For the next six weeks, we ambled across the country in my Chevy Silverado back to my Rhode Island home, checking out several of the national parks and visiting friends all along the way. And while it wasn’t all rosy—the kid can be a handful at times, and I wonder where the hell she got that from—we slowly but surely became best mates. We formed a relationship that only got stronger in the ensuing decade as she, well, we, negotiated middle school, high school and college. Looking back, I’d once thought that nothing could’ve been as hard, challenging or rewarding as completing that circumnavigation of the Americas. Now that I’ve been a single parent, I know differently.
The pandemic happened as I was on my way to pick her up for the spring break of her senior year of college, which she ended up basically finishing in my kitchen. Then, because we deemed it safer, she returned to Australia to sit it all out. Now she was back, for the first time in a couple of years.

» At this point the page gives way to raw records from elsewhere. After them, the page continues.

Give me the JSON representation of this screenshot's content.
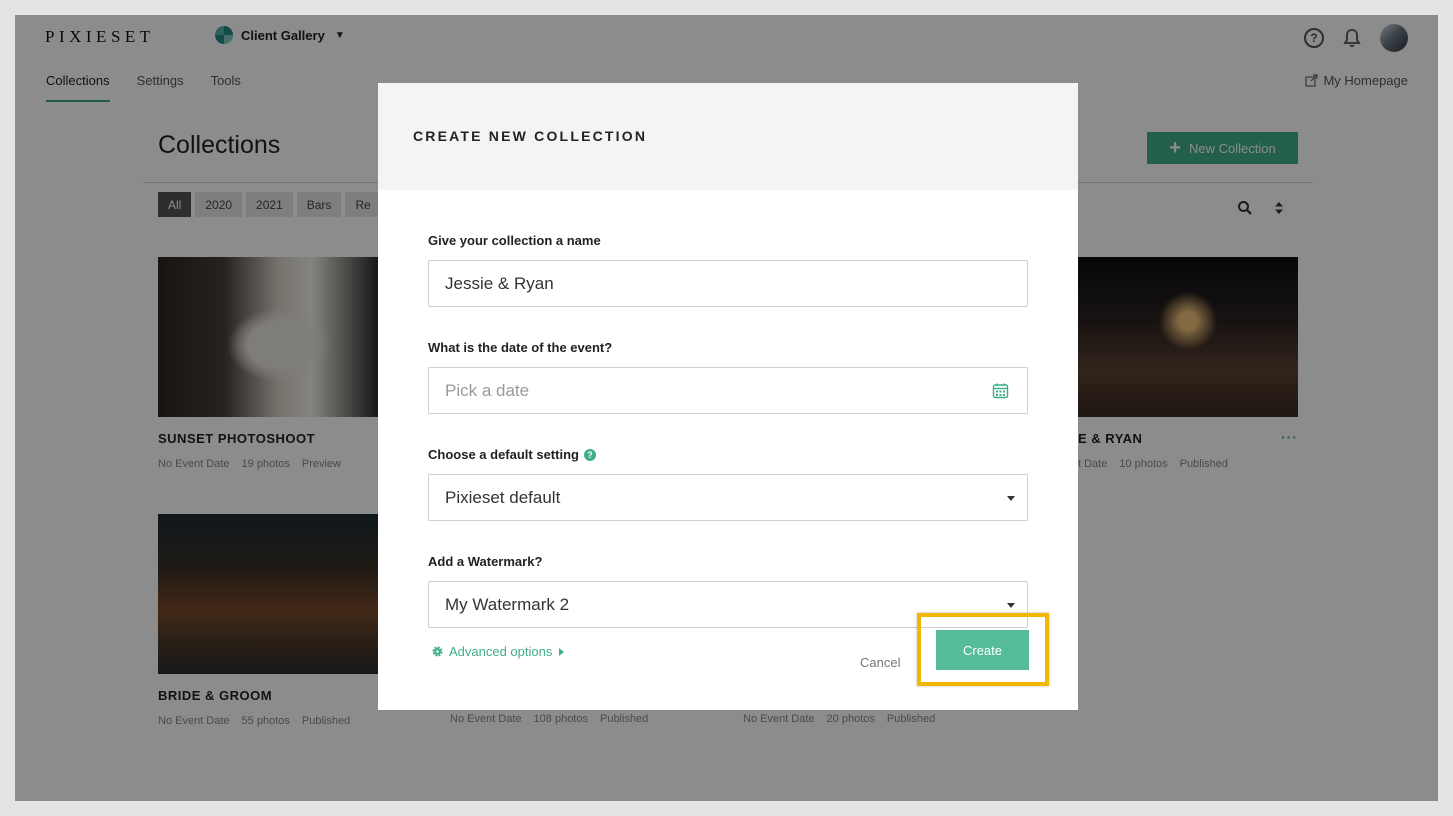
{
  "app": {
    "logo": "PIXIESET",
    "product_switcher": "Client Gallery",
    "help_glyph": "?"
  },
  "nav": {
    "tabs": [
      {
        "label": "Collections",
        "active": true
      },
      {
        "label": "Settings",
        "active": false
      },
      {
        "label": "Tools",
        "active": false
      }
    ],
    "homepage_link": "My Homepage"
  },
  "page": {
    "title": "Collections",
    "new_collection_label": "New Collection",
    "new_collection_glyph": "+",
    "filters": [
      "All",
      "2020",
      "2021",
      "Bars",
      "Re"
    ]
  },
  "collections": [
    {
      "title": "SUNSET PHOTOSHOOT",
      "date": "No Event Date",
      "photos": "19 photos",
      "status": "Preview"
    },
    {
      "title": "E & RYAN",
      "date": "t Date",
      "photos": "10 photos",
      "status": "Published",
      "more": "···"
    },
    {
      "title": "BRIDE & GROOM",
      "date": "No Event Date",
      "photos": "55 photos",
      "status": "Published"
    },
    {
      "date": "No Event Date",
      "photos": "108 photos",
      "status": "Published"
    },
    {
      "date": "No Event Date",
      "photos": "20 photos",
      "status": "Published"
    }
  ],
  "modal": {
    "title": "CREATE NEW COLLECTION",
    "name_label": "Give your collection a name",
    "name_value": "Jessie & Ryan",
    "date_label": "What is the date of the event?",
    "date_placeholder": "Pick a date",
    "setting_label": "Choose a default setting",
    "setting_value": "Pixieset default",
    "setting_info_glyph": "?",
    "watermark_label": "Add a Watermark?",
    "watermark_value": "My Watermark 2",
    "advanced_label": "Advanced options",
    "cancel_label": "Cancel",
    "create_label": "Create"
  },
  "colors": {
    "accent": "#3fae8d",
    "create_button": "#55bc98",
    "highlight": "#f2b705"
  },
  "icons": [
    "help-icon",
    "bell-icon",
    "avatar",
    "external-link-icon",
    "plus-icon",
    "search-icon",
    "sort-icon",
    "calendar-icon",
    "info-icon",
    "gear-icon",
    "caret-down-icon",
    "caret-right-icon",
    "more-icon"
  ]
}
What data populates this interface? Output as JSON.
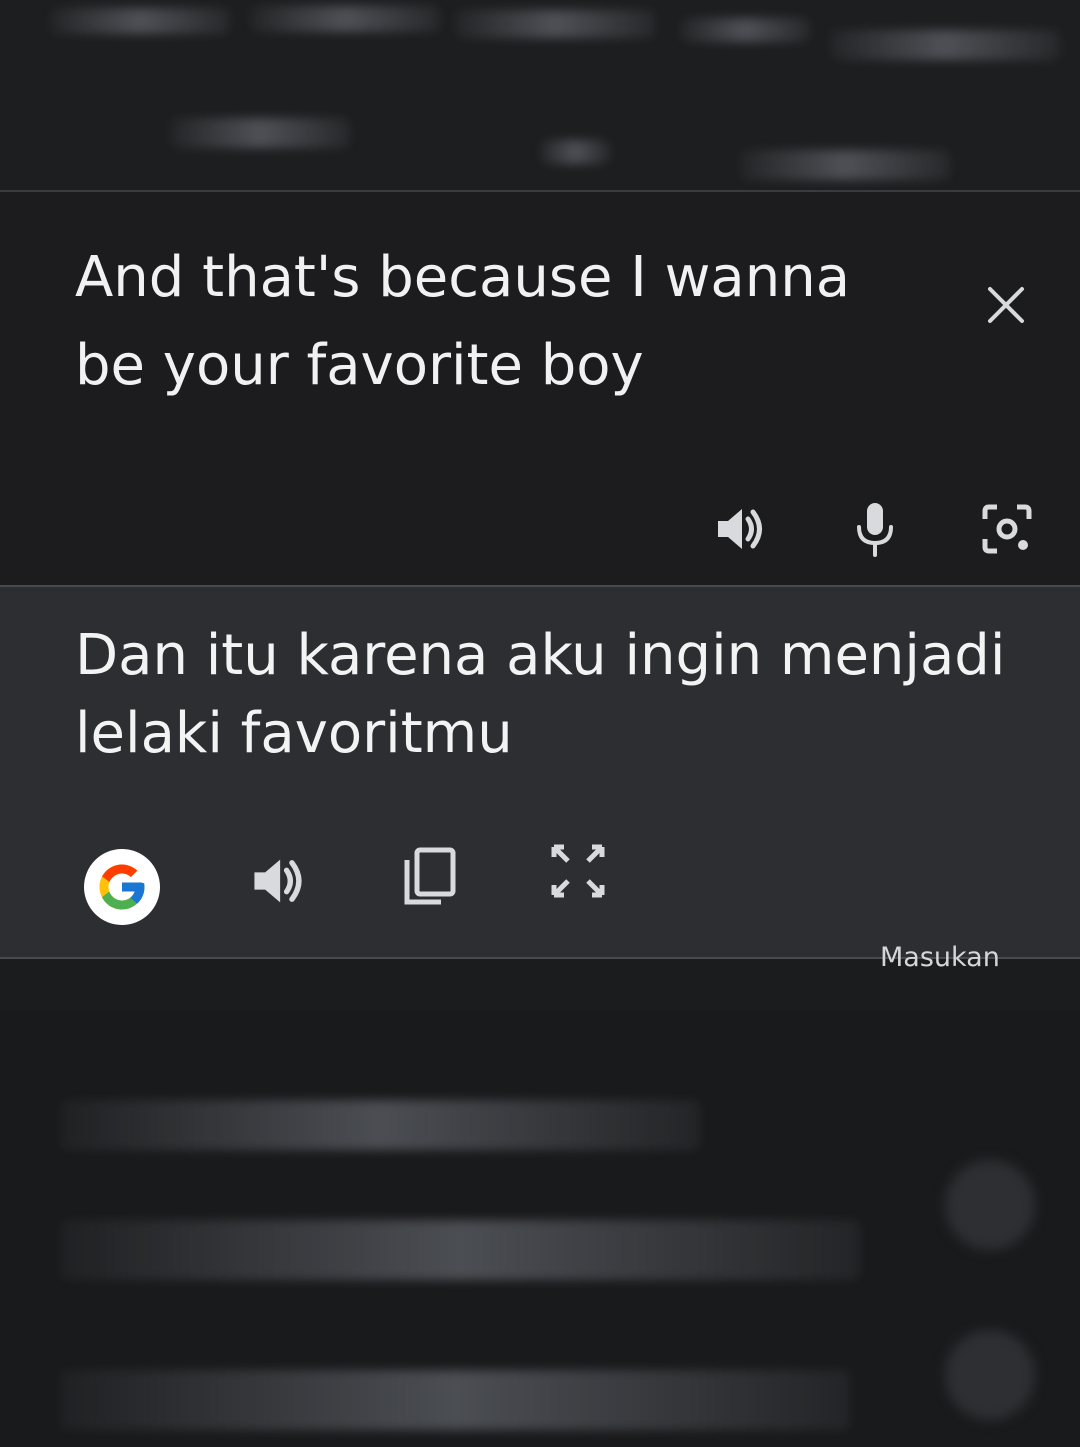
{
  "source": {
    "text": "And that's because I wanna be your favorite boy",
    "close_icon": "close-icon",
    "tools": [
      "speaker-icon",
      "microphone-icon",
      "camera-lens-icon"
    ]
  },
  "translation": {
    "text": "Dan itu karena aku ingin menjadi lelaki favoritmu",
    "tools": [
      "google-logo-icon",
      "speaker-icon",
      "copy-icon",
      "fullscreen-icon"
    ]
  },
  "footer": {
    "feedback_label": "Masukan"
  },
  "colors": {
    "source_bg": "#1c1c1e",
    "target_bg": "#2c2e32",
    "text": "#f1f1f1",
    "icon": "#d8dadd"
  }
}
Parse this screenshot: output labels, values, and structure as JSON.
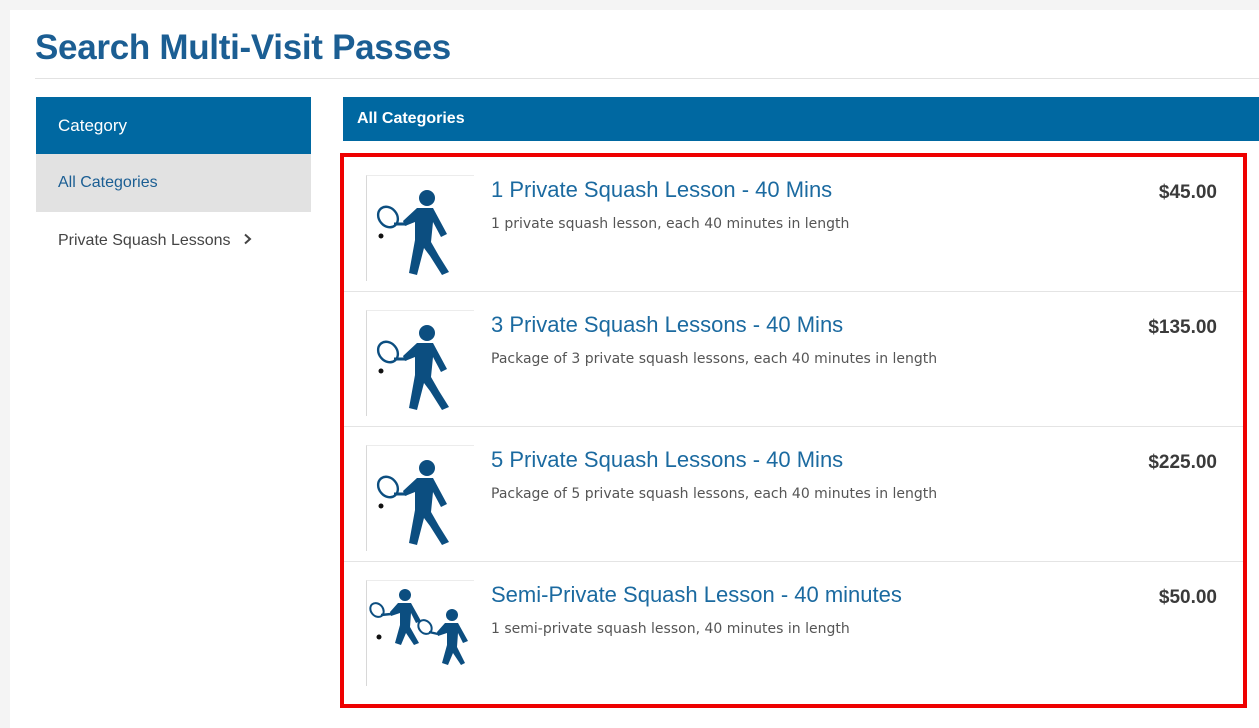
{
  "page": {
    "title": "Search Multi-Visit Passes"
  },
  "sidebar": {
    "header": "Category",
    "items": [
      {
        "label": "All Categories",
        "active": true
      },
      {
        "label": "Private Squash Lessons",
        "icon": "chevron-right-icon"
      }
    ]
  },
  "main": {
    "header": "All Categories",
    "passes": [
      {
        "name": "1 Private Squash Lesson - 40 Mins",
        "description": "1 private squash lesson, each 40 minutes in length",
        "price": "$45.00",
        "icon": "squash-player-icon"
      },
      {
        "name": "3 Private Squash Lessons - 40 Mins",
        "description": "Package of 3 private squash lessons, each 40 minutes in length",
        "price": "$135.00",
        "icon": "squash-player-icon"
      },
      {
        "name": "5 Private Squash Lessons - 40 Mins",
        "description": "Package of 5 private squash lessons, each 40 minutes in length",
        "price": "$225.00",
        "icon": "squash-player-icon"
      },
      {
        "name": "Semi-Private Squash Lesson - 40 minutes",
        "description": "1 semi-private squash lesson, 40 minutes in length",
        "price": "$50.00",
        "icon": "two-squash-players-icon"
      }
    ]
  },
  "colors": {
    "brand": "#0068a1",
    "title": "#1b5e93",
    "link": "#1b6aa0",
    "highlight_border": "#ee0000"
  }
}
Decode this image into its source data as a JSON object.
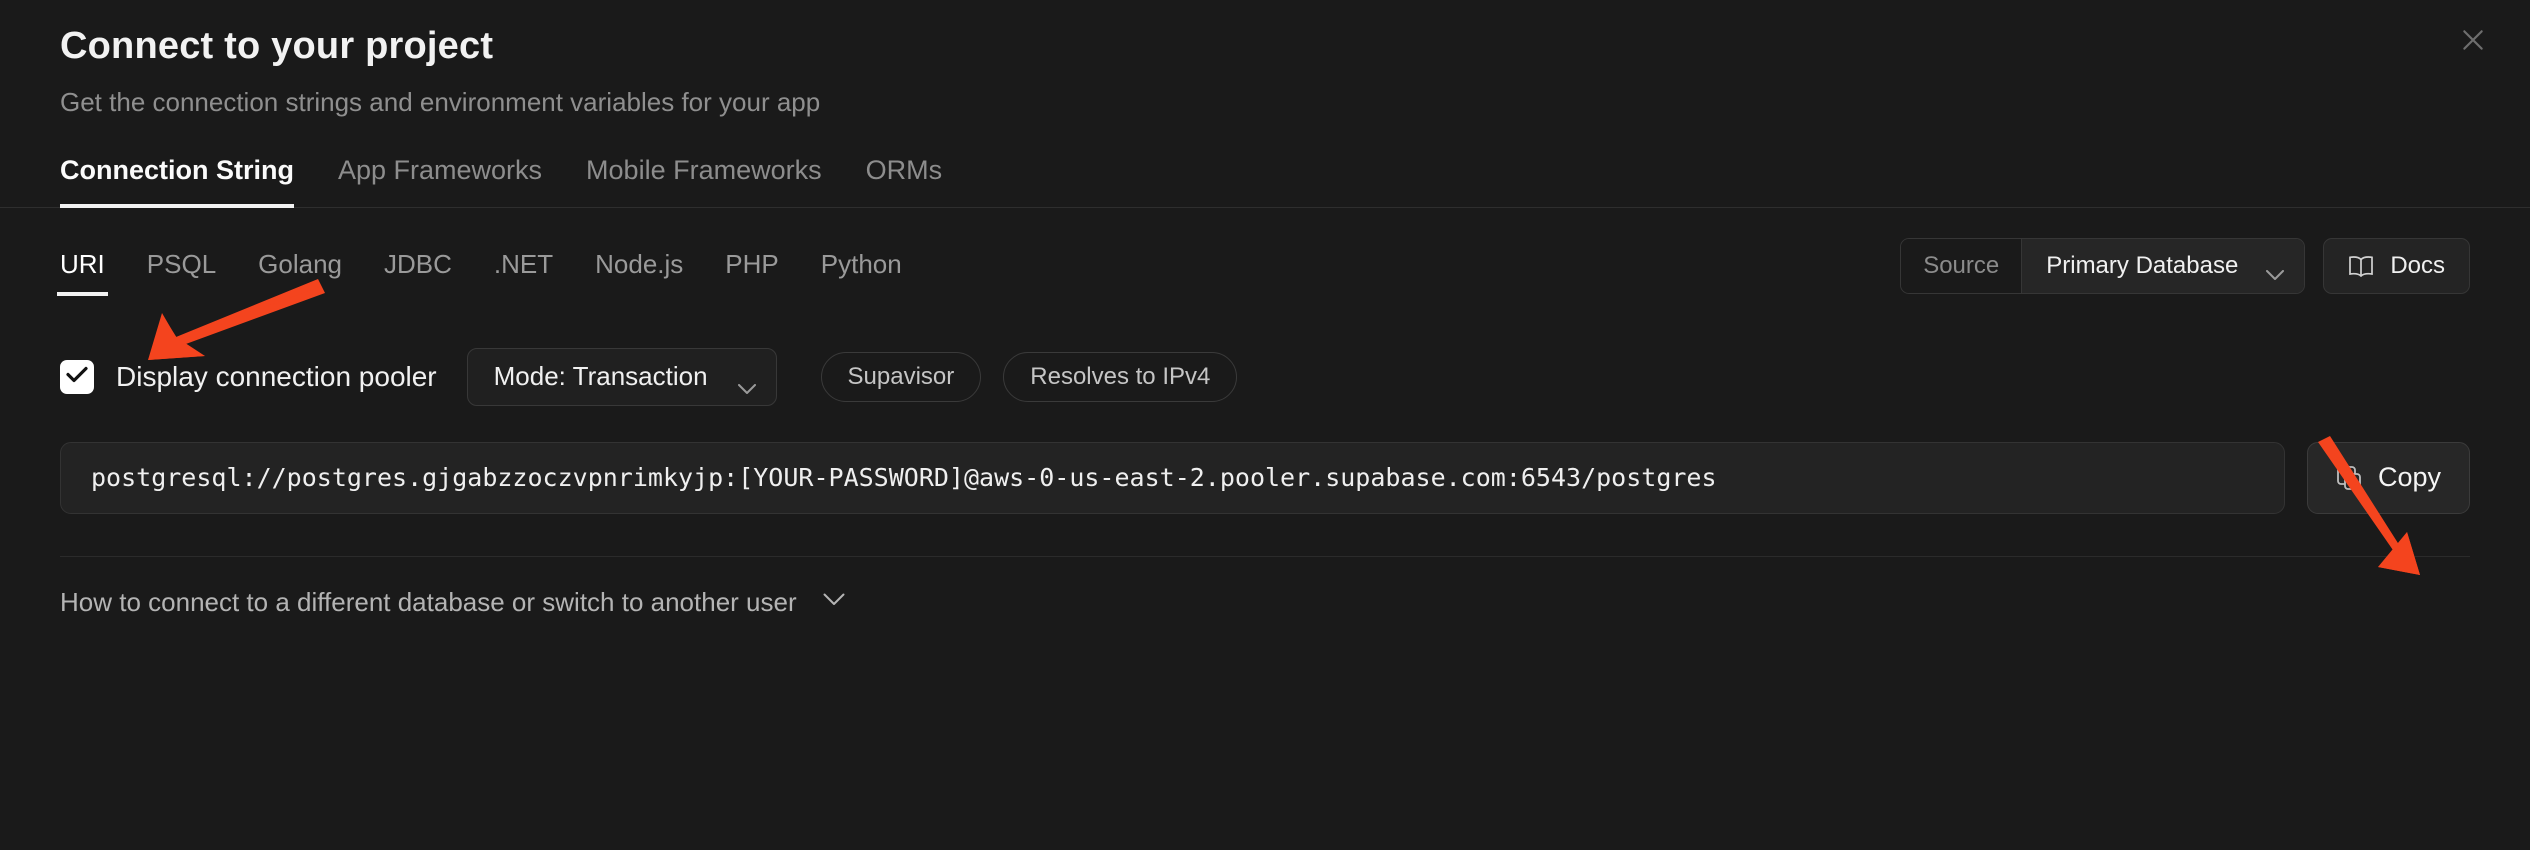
{
  "dialog": {
    "title": "Connect to your project",
    "subtitle": "Get the connection strings and environment variables for your app",
    "close_icon": "close-icon"
  },
  "tabs": [
    {
      "label": "Connection String",
      "active": true
    },
    {
      "label": "App Frameworks",
      "active": false
    },
    {
      "label": "Mobile Frameworks",
      "active": false
    },
    {
      "label": "ORMs",
      "active": false
    }
  ],
  "subtabs": [
    {
      "label": "URI",
      "active": true
    },
    {
      "label": "PSQL",
      "active": false
    },
    {
      "label": "Golang",
      "active": false
    },
    {
      "label": "JDBC",
      "active": false
    },
    {
      "label": ".NET",
      "active": false
    },
    {
      "label": "Node.js",
      "active": false
    },
    {
      "label": "PHP",
      "active": false
    },
    {
      "label": "Python",
      "active": false
    }
  ],
  "source": {
    "label": "Source",
    "value": "Primary Database",
    "chevron_icon": "chevron-down-icon"
  },
  "docs": {
    "label": "Docs",
    "icon": "book-icon"
  },
  "pooler": {
    "checkbox_icon": "check-icon",
    "checked": true,
    "label": "Display connection pooler",
    "mode_label": "Mode: Transaction",
    "mode_chevron_icon": "chevron-down-icon",
    "badges": [
      "Supavisor",
      "Resolves to IPv4"
    ]
  },
  "connection": {
    "string": "postgresql://postgres.gjgabzzoczvpnrimkyjp:[YOUR-PASSWORD]@aws-0-us-east-2.pooler.supabase.com:6543/postgres",
    "copy_label": "Copy",
    "copy_icon": "copy-icon"
  },
  "footer": {
    "link": "How to connect to a different database or switch to another user",
    "chevron_icon": "chevron-down-icon"
  },
  "annotations": {
    "accent_color": "#F4441E",
    "arrows": [
      {
        "name": "arrow-to-uri-tab",
        "target": "URI"
      },
      {
        "name": "arrow-to-copy-button",
        "target": "Copy"
      }
    ]
  }
}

Which is when we again hit the road.
Though she hadn’t been on a boat for a while, she’s actually a decent sailor. She’s had sailing lessons, and she took plenty of daysails and charter trips with me back in her adolescence. So the queasiness thing was definitely a shocker.
But it lasted only a night. She had her sea legs back the next day, my chip off the old block. The next few weeks flew by. There was plenty of boating, daily swims, and several kayak forays through the nearby mangroves.
But the best part of it all was our nightly ritual, which reminded me (once again) that some of the best times you can have on a sailboat are when you don’t actually go anywhere. Each evening, I’d crack open a beer and she’d sip a wine cooler as we torched the grill, enjoyed twilight, and watched the first stars twinkle overhead.
On more than one occasion, she said to me: “I love this, D. Someday, I want to live on a boat.” And you know how much I loved hearing that, right?
Herb McCormick is a CW editor-at-large.